4. Create Canvassing Templates, forms that people can fill in quickly and simply to describe what expertise they're looking for, and then send them to one or more Canvassing Lists.

5. Devise a simple one-page instruction sheet/FAQ on how to effectively use the Canvassing Lists and Templates, which communication media to use in different circumstances to contact them, and how to deal with telephone tag, non-responses and other situations when canvassing response is inadequate. It should also deal with appropriate etiquette and protocols to ensure the canvassing process isn't abused.

6. If you also have a Know-How Harvesting program (see below), consider putting experts' weblogs and other context-rich resources in the Canvassing List to use as a surrogate for people who are unable or unwilling to respond to canvassing requests personally.

Knowledge harvesting

Interviews, Desktop harvesting

Meeting of Minds |



Current State


At each gate:





What could go wrong



What is the

Project About?

  • Gates:

  • Strategic Fit

  • Feasibility

  • Economic Model

  • Design

  • Prototype / Experiment

  • Pilot

  • Scale

Wisdom of

Crowds Reviews,

JIT Canvassing

Stage Gating

Internal Focus








& Idea Labs






Process Change



& Opportunity



Idea Exchange

Open Space

Idea Market

Customer Focus



& Stories









‘Thinking the

Customer Ahead’




Illustration of applications

in the context of a

business innovation project



‘Seeing What’s

Next’ Program

Market Focus


Weak Signals

& Developments




Knowledge Filtering


Knowledge Collection

Dysfunctional information behaviours

Meeting of Minds |

Dysfunctional Information Behaviours

Information Politics

  • Shoot the Messenger

  • Peer-to-Peer Preference

  • Help Friends / Hurt Foes

  • Cult of Leadership

  • Louder Voices

  • Anti-Stories

  • Like-Mind Groupthink

  • Cult of Expertise


  • Frame Dependency

  • Info Overload

  • Can’t Tell All We Know

  • Preference for Images & Stories

  • Different Ways of Learning

  • JIT vs. JIC (Half-Life of Learning)

Information Unawareness

  • Cost of Not Knowing Unawareness

  • Unawareness of What Others We Meet Know

Reward Systems

  • From-Scratch Satisfaction

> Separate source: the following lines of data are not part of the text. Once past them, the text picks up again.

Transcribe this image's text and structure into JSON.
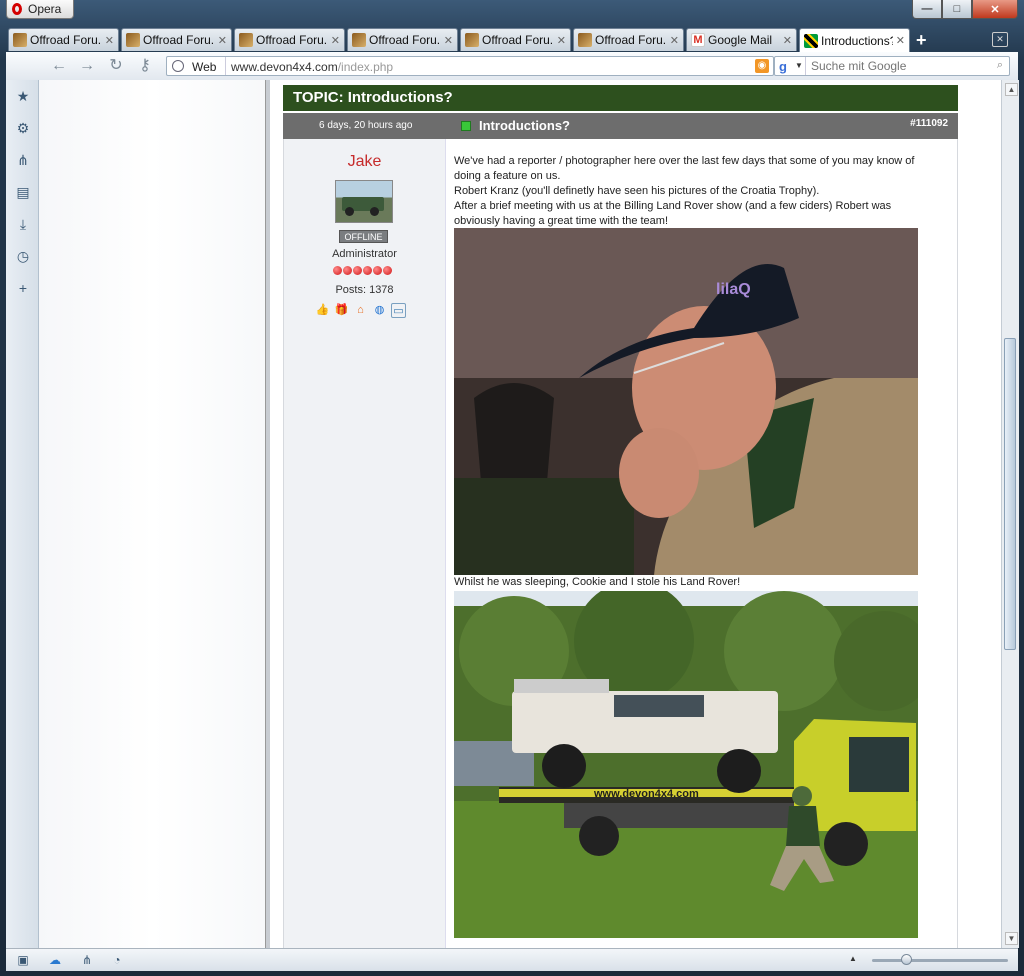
{
  "window": {
    "app_button_label": "Opera",
    "controls": {
      "minimize": "—",
      "maximize": "□",
      "close": "✕"
    }
  },
  "tabs": [
    {
      "label": "Offroad Foru...",
      "favicon": "forum-favicon",
      "active": false
    },
    {
      "label": "Offroad Foru...",
      "favicon": "forum-favicon",
      "active": false
    },
    {
      "label": "Offroad Foru...",
      "favicon": "forum-favicon",
      "active": false
    },
    {
      "label": "Offroad Foru...",
      "favicon": "forum-favicon",
      "active": false
    },
    {
      "label": "Offroad Foru...",
      "favicon": "forum-favicon",
      "active": false
    },
    {
      "label": "Offroad Foru...",
      "favicon": "forum-favicon",
      "active": false
    },
    {
      "label": "Google Mail",
      "favicon": "gmail-favicon",
      "active": false
    },
    {
      "label": "Introductions?",
      "favicon": "jamaica-flag-favicon",
      "active": true
    }
  ],
  "address_bar": {
    "security_label": "Web",
    "url_host": "www.devon4x4.com",
    "url_path": "/index.php"
  },
  "search": {
    "engine_glyph": "g",
    "placeholder": "Suche mit Google"
  },
  "topic": {
    "title": "TOPIC: Introductions?"
  },
  "post": {
    "date": "6 days, 20 hours ago",
    "title": "Introductions?",
    "number": "#111092",
    "author": {
      "name": "Jake",
      "status": "OFFLINE",
      "role": "Administrator",
      "rank_dots": 6,
      "posts": "Posts: 1378"
    },
    "message_lines": [
      "We've had a reporter / photographer here over the last few days that some of you may know of doing a feature on us.",
      "Robert Kranz (you'll definetly have seen his pictures of the Croatia Trophy).",
      "After a brief meeting with us at the Billing Land Rover show (and a few ciders) Robert was obviously having a great time with the team!"
    ],
    "photo_caption": "Whilst he was sleeping, Cookie and I stole his Land Rover!",
    "photo1_cap_text": "lilaQ",
    "photo2_banner_text": "www.devon4x4.com"
  },
  "colors": {
    "topic_bar": "#2d501e",
    "post_header": "#6d6d6d",
    "author_name": "#c62b2b",
    "online_indicator": "#39c739"
  },
  "zoom": {
    "level": 0.25
  }
}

  • Better Safe than Sorry

  • Tragedy of the Commons

  • Competing on the Curve

  • Reward-Driven Behaviours Don’t Last

  • No Reward for Sharing

  • Fun vs Effectiveness

  • Work-Arounds